*I didn’t understand the sovereign, perfect and perfectly loving intention and ability of God. I didn’t yet trust that God was completely able to do His best for me, in His way and in His time, without me manipulating or overpowering the situation.

*I didn’t like His pace, or the influence He didn’t give, so I tried to create my own.

*I fought those who didn’t see it my way. I thought they would ruin this beautiful dream God had given us. In truth, the dream He had given us was us, getting to do whatever we did, together, in great love and delight.

*I didn’t allow almost anyone to tell me how I was affecting them. I am not easy to tell hard things to. People have had to dance around me, in trying to protect me, most of my life. I hate that. But I can at least now type the letters onto a page describing it.

*I had too much to lose. To fail, to not reach our goal, would further cement my shame story-that I wasn’t a person worthy of God doing something incredible through.

*I made myself the issue. That’s what seems to always happen when unresolved issues meet conflict or difficulty. People were reacting to me instead of us solving the actual problems, so we could go forward.

*I wanted to be great. Dang it! I did not want to write that. Wait, there’s more. I still want to be great. I’ve told people I’m free of that. But I’m not. I want every man, woman and child in the free world to think I’m the greatest human since Jimmy Dean. It’s just that back then I didn’t know how to give others access to me to look at what was behind that self-centeredness.

*I didn’t yet believe if you knew the worst about me that you would love me more, not less…so I was forced to try to figure out and fix my stuff on my own, while appearing to be deeply invested in allowing others in.

*I thought I was justified in my overbearing, overly-emotional response to being wronged.

*I was really quick and good with my words and could do great damage before anyone even knew what was happening. I could sound absolutely right and be absolutely wrong.

So there. There’s the seedy underbelly that those really close to me have come to know.

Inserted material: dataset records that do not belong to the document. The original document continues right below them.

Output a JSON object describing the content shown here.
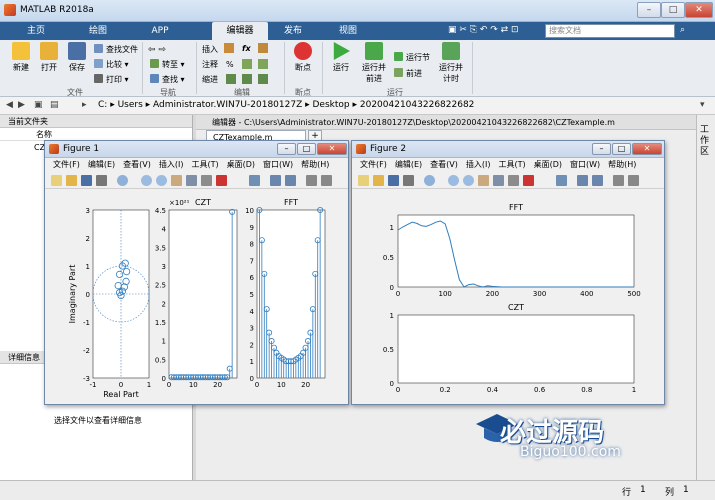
{
  "window": {
    "title": "MATLAB R2018a"
  },
  "ribbon_tabs": [
    {
      "label": "主页"
    },
    {
      "label": "绘图"
    },
    {
      "label": "APP"
    },
    {
      "label": "编辑器"
    },
    {
      "label": "发布"
    },
    {
      "label": "视图"
    }
  ],
  "search": {
    "placeholder": "搜索文档"
  },
  "ribbon": {
    "file": {
      "new": "新建",
      "open": "打开",
      "save": "保存",
      "find_files": "查找文件",
      "compare": "比较",
      "print": "打印",
      "group": "文件"
    },
    "nav": {
      "goto": "转至",
      "find": "查找",
      "group": "导航"
    },
    "edit": {
      "insert": "插入",
      "comment": "注释",
      "indent": "缩进",
      "fx": "fx",
      "pct": "%",
      "group": "编辑"
    },
    "breakpoints": {
      "label": "断点",
      "group": "断点"
    },
    "run": {
      "run": "运行",
      "run_advance": "运行并\n前进",
      "run_section": "运行节",
      "advance": "前进",
      "run_time": "运行并\n计时",
      "group": "运行"
    }
  },
  "address": {
    "segments": [
      "C:",
      "Users",
      "Administrator.WIN7U-20180127Z",
      "Desktop",
      "20200421043226822682"
    ]
  },
  "left_panel": {
    "header": "当前文件夹",
    "col_name": "名称",
    "item": "CZ",
    "details_header": "详细信息",
    "details_hint": "选择文件以查看详细信息"
  },
  "editor": {
    "header": "编辑器 - C:\\Users\\Administrator.WIN7U-20180127Z\\Desktop\\20200421043226822682\\CZTexample.m",
    "tab": "CZTexample.m",
    "add_tab": "+"
  },
  "right_strip": {
    "label": "工作区"
  },
  "status": {
    "row_label": "行",
    "row": "1",
    "col_label": "列",
    "col": "1"
  },
  "figure1": {
    "title": "Figure 1",
    "menus": [
      "文件(F)",
      "编辑(E)",
      "查看(V)",
      "插入(I)",
      "工具(T)",
      "桌面(D)",
      "窗口(W)",
      "帮助(H)"
    ]
  },
  "figure2": {
    "title": "Figure 2",
    "menus": [
      "文件(F)",
      "编辑(E)",
      "查看(V)",
      "插入(I)",
      "工具(T)",
      "桌面(D)",
      "窗口(W)",
      "帮助(H)"
    ]
  },
  "watermark": {
    "text": "必过源码",
    "sub": "Biguo100.com"
  },
  "chart_data": [
    {
      "type": "scatter",
      "title": "",
      "xlabel": "Real Part",
      "ylabel": "Imaginary Part",
      "xlim": [
        -1,
        1
      ],
      "ylim": [
        -3,
        3
      ],
      "xticks": [
        "-1",
        "0",
        "1"
      ],
      "yticks": [
        "3",
        "2",
        "1",
        "0",
        "-1",
        "-2",
        "-3"
      ],
      "series": [
        {
          "x": [
            0.05,
            0.12,
            0.18,
            0.2,
            0.15,
            0.05,
            -0.05,
            -0.1,
            -0.05,
            0.0
          ],
          "y": [
            0.1,
            0.25,
            0.45,
            0.8,
            1.1,
            1.0,
            0.7,
            0.3,
            0.05,
            -0.05
          ]
        }
      ],
      "annotations": [
        "unit circle (dotted)"
      ]
    },
    {
      "type": "line",
      "title": "CZT",
      "exponent": "×10²¹",
      "ylim": [
        0,
        4.5
      ],
      "xlim": [
        0,
        28
      ],
      "yticks": [
        "4.5",
        "4",
        "3.5",
        "3",
        "2.5",
        "2",
        "1.5",
        "1",
        "0.5",
        "0"
      ],
      "xticks": [
        "0",
        "10",
        "20"
      ],
      "stem": true,
      "x": [
        1,
        2,
        3,
        4,
        5,
        6,
        7,
        8,
        9,
        10,
        11,
        12,
        13,
        14,
        15,
        16,
        17,
        18,
        19,
        20,
        21,
        22,
        23,
        24,
        25,
        26
      ],
      "y": [
        0.02,
        0.02,
        0.02,
        0.02,
        0.02,
        0.02,
        0.02,
        0.02,
        0.02,
        0.02,
        0.02,
        0.02,
        0.02,
        0.02,
        0.02,
        0.02,
        0.02,
        0.02,
        0.02,
        0.02,
        0.02,
        0.02,
        0.02,
        0.02,
        0.25,
        4.45
      ]
    },
    {
      "type": "line",
      "title": "FFT",
      "ylim": [
        0,
        10
      ],
      "xlim": [
        0,
        28
      ],
      "yticks": [
        "10",
        "9",
        "8",
        "7",
        "6",
        "5",
        "4",
        "3",
        "2",
        "1",
        "0"
      ],
      "xticks": [
        "0",
        "10",
        "20"
      ],
      "stem": true,
      "x": [
        1,
        2,
        3,
        4,
        5,
        6,
        7,
        8,
        9,
        10,
        11,
        12,
        13,
        14,
        15,
        16,
        17,
        18,
        19,
        20,
        21,
        22,
        23,
        24,
        25,
        26
      ],
      "y": [
        10,
        8.2,
        6.2,
        4.1,
        2.7,
        2.2,
        1.8,
        1.5,
        1.3,
        1.2,
        1.1,
        1.0,
        1.0,
        1.0,
        1.0,
        1.1,
        1.2,
        1.3,
        1.5,
        1.8,
        2.2,
        2.7,
        4.1,
        6.2,
        8.2,
        10
      ]
    },
    {
      "type": "line",
      "title": "FFT",
      "xlim": [
        0,
        500
      ],
      "ylim": [
        0,
        1.2
      ],
      "xticks": [
        "0",
        "100",
        "200",
        "300",
        "400",
        "500"
      ],
      "yticks": [
        "1",
        "0.5",
        "0"
      ],
      "x": [
        0,
        10,
        20,
        30,
        40,
        50,
        60,
        70,
        80,
        90,
        100,
        110,
        120,
        130,
        140,
        150,
        160,
        170,
        180,
        190,
        200,
        220,
        250,
        300,
        350,
        400,
        450,
        500
      ],
      "y": [
        0.95,
        1.0,
        1.04,
        1.08,
        1.06,
        1.02,
        1.01,
        1.04,
        1.08,
        1.1,
        1.05,
        0.8,
        0.45,
        0.12,
        0.0,
        0.04,
        0.05,
        0.02,
        0.0,
        0.02,
        0.01,
        0.0,
        0.0,
        0.0,
        0.0,
        0.0,
        0.0,
        0.0
      ]
    },
    {
      "type": "line",
      "title": "CZT",
      "xlim": [
        0,
        1
      ],
      "ylim": [
        0,
        1
      ],
      "xticks": [
        "0",
        "0.2",
        "0.4",
        "0.6",
        "0.8",
        "1"
      ],
      "yticks": [
        "1",
        "0.5",
        "0"
      ],
      "x": [],
      "y": []
    }
  ]
}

Here’s the deal. I don’t think maturity is about any of these messed up things getting fixed. I believe I’ll have many of them, in some measure, for the rest of my life. It’s my particular, built-in mixture of pain, unbelief, family, hurt, loss, and the Cuban missile crisis back in 62. But I am growing up. That simply means I am learning to receive the love of some trusted others. I am risking against incredible fear that it is possible that some others can know the worst about me and not have it cause them to love me less, but beautifully more. I’m telling on myself, telling the hidden failure I’m intending and watching the cycle get stopped in its tracks.

It’s not a straight line. It’s messy. My own son Caleb recently had to step into the ring with his dad and patiently and gently call me out when I was powering up with some hobbyhorse or other.

But the shame story is slowly being dismantled. I’m healthier and more free to love and give up and let go of than at any other time of my life. This is Christ in me.

And I’ve got protectors who are in it for the long haul. They know me. And they know how to call me off ledges and kindly kick me under the table when I start ramping up.

I used to think I squandered the best years I’d ever be given through my immaturity. And that the rest of the life would be just filler until I discovered coconut cream pie in the rest home. But I’m starting to wonder if growing health brings the hope of new seasons…if God times healing and maturity to match the wonder of new glimpses of destiny.

Anyway, I’ve got that going for me.

John, one of the three amigos, in the ever-growing community of grace.

John Lynch